#### What is being asked
Check the entries below for lines with "values"; report only how many there are.

Top of Excerpted data

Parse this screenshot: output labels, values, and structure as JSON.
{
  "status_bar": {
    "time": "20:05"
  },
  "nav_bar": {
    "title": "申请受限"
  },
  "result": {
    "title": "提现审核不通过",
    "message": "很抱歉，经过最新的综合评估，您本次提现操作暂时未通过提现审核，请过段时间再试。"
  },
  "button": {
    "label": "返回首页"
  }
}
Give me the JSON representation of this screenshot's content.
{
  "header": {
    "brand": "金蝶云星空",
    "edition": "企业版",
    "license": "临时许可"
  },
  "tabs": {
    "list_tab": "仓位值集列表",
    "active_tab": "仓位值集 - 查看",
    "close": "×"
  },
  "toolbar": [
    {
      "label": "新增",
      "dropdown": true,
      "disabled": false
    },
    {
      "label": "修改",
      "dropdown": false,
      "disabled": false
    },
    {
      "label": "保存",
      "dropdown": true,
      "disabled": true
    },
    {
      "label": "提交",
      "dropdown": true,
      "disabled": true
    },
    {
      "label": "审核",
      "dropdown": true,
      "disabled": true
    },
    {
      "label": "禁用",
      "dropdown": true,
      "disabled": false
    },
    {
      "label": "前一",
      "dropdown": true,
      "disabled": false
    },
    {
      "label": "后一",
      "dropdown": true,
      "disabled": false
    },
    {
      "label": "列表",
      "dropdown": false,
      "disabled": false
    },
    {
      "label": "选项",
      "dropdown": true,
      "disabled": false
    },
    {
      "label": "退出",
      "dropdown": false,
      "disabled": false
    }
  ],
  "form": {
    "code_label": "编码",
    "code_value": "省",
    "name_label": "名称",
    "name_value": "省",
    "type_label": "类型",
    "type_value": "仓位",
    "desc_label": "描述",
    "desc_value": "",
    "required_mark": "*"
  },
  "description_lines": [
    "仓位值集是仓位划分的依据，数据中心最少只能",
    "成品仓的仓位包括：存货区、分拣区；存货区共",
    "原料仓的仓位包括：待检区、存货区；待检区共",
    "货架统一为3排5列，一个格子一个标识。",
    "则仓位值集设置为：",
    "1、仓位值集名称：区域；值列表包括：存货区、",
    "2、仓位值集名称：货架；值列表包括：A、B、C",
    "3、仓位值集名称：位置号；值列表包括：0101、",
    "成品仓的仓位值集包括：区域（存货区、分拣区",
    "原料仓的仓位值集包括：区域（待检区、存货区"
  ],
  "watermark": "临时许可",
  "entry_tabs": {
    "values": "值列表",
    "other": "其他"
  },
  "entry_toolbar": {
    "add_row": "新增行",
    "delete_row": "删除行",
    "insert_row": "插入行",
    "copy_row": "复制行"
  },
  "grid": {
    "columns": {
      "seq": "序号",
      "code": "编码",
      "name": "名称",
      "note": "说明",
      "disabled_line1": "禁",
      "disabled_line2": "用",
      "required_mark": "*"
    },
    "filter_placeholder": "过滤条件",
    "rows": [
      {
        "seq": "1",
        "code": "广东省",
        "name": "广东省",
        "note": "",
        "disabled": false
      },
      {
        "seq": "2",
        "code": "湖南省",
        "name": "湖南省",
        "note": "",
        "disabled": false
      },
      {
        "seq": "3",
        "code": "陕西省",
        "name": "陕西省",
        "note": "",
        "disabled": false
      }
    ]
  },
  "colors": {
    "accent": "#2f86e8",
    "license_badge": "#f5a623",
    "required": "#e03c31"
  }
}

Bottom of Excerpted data

#### Solution to this exercise
2